Problem statement. In the entries below, how many lines include "What"? Reply with the number and nothing more.

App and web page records
>>>>>

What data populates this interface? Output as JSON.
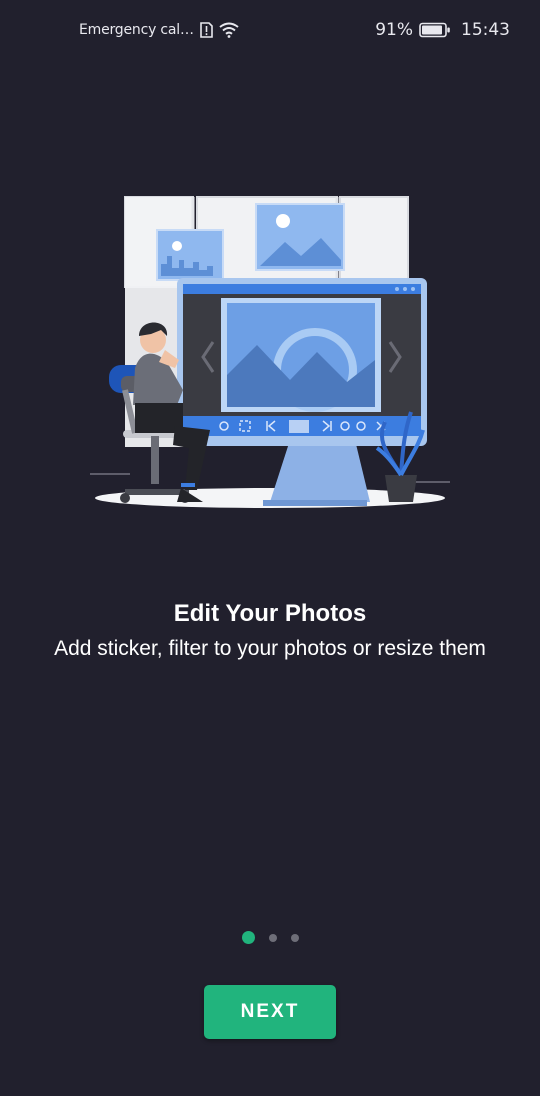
{
  "status_bar": {
    "carrier": "Emergency cal…",
    "battery_percent": "91%",
    "battery_level": 0.91,
    "time": "15:43"
  },
  "onboarding": {
    "title": "Edit Your Photos",
    "subtitle": "Add sticker, filter to your photos or resize them",
    "page_index": 0,
    "page_count": 3,
    "next_label": "NEXT"
  },
  "colors": {
    "background": "#21202d",
    "accent": "#21b47d",
    "dot_inactive": "#6e6e78"
  }
}
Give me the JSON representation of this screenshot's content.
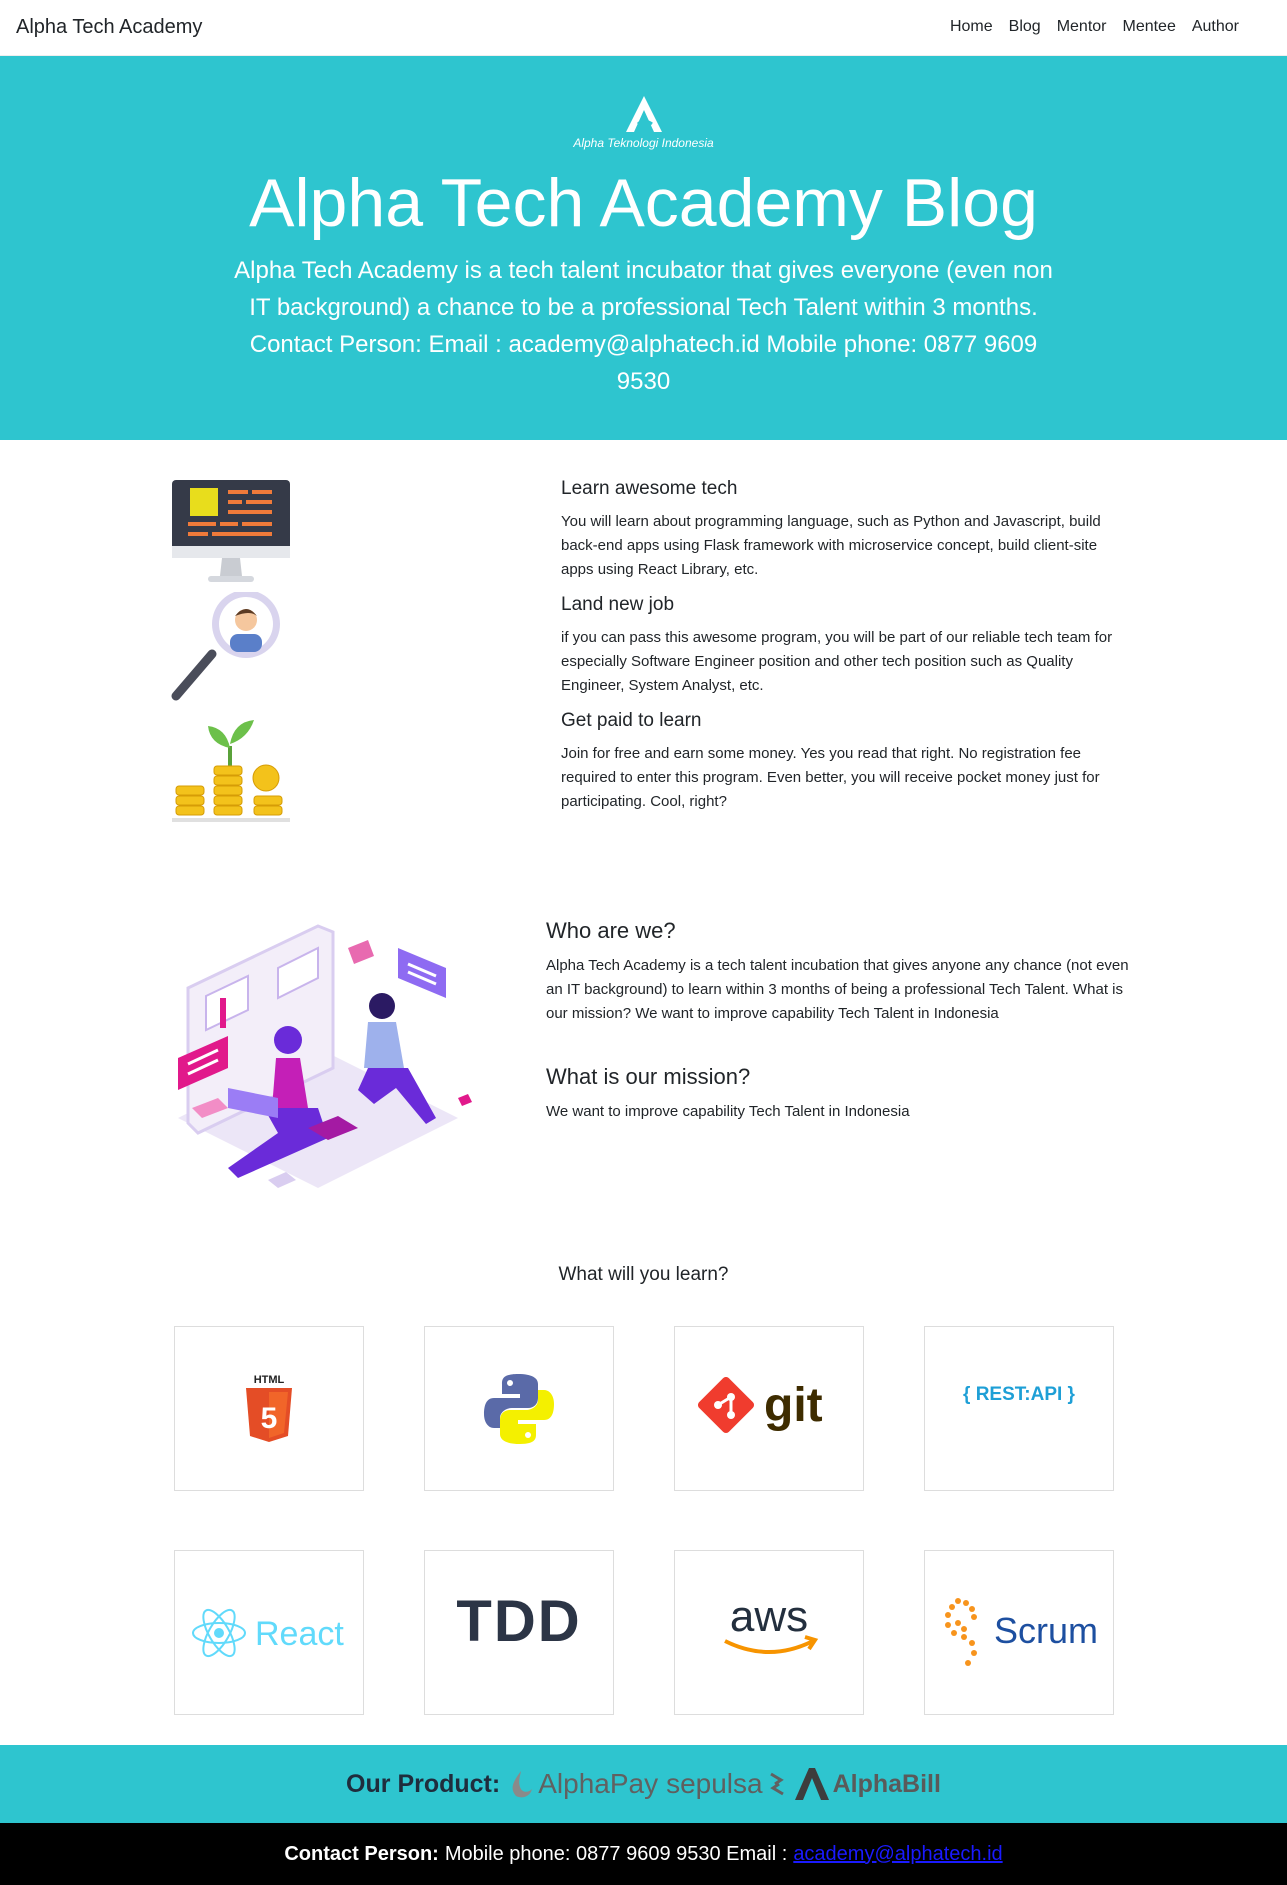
{
  "navbar": {
    "brand": "Alpha Tech Academy",
    "links": [
      "Home",
      "Blog",
      "Mentor",
      "Mentee",
      "Author"
    ]
  },
  "hero": {
    "logo_text": "Alpha Teknologi Indonesia",
    "title": "Alpha Tech Academy Blog",
    "description": "Alpha Tech Academy is a tech talent incubator that gives everyone (even non IT background) a chance to be a professional Tech Talent within 3 months. Contact Person: Email : academy@alphatech.id Mobile phone: 0877 9609 9530"
  },
  "features": [
    {
      "title": "Learn awesome tech",
      "text": "You will learn about programming language, such as Python and Javascript, build back-end apps using Flask framework with microservice concept, build client-site apps using React Library, etc."
    },
    {
      "title": "Land new job",
      "text": "if you can pass this awesome program, you will be part of our reliable tech team for especially Software Engineer position and other tech position such as Quality Engineer, System Analyst, etc."
    },
    {
      "title": "Get paid to learn",
      "text": "Join for free and earn some money. Yes you read that right. No registration fee required to enter this program. Even better, you will receive pocket money just for participating. Cool, right?"
    }
  ],
  "about": {
    "who_title": "Who are we?",
    "who_text": "Alpha Tech Academy is a tech talent incubation that gives anyone any chance (not even an IT background) to learn within 3 months of being a professional Tech Talent. What is our mission? We want to improve capability Tech Talent in Indonesia",
    "mission_title": "What is our mission?",
    "mission_text": "We want to improve capability Tech Talent in Indonesia"
  },
  "learn": {
    "title": "What will you learn?",
    "html_label": "HTML",
    "html_num": "5",
    "git_label": "git",
    "rest_label": "{ REST:API }",
    "react_label": "React",
    "tdd_label": "TDD",
    "aws_label": "aws",
    "scrum_label": "Scrum"
  },
  "product": {
    "label": "Our Product:",
    "items": [
      "AlphaPay",
      "sepulsa",
      "AlphaBill"
    ]
  },
  "footer": {
    "label": "Contact Person:",
    "text": "Mobile phone: 0877 9609 9530 Email :",
    "email": "academy@alphatech.id"
  },
  "colors": {
    "teal": "#2ec5cf",
    "footer_bg": "#000000",
    "link": "#1a1aff"
  }
}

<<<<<

Expected answer. 4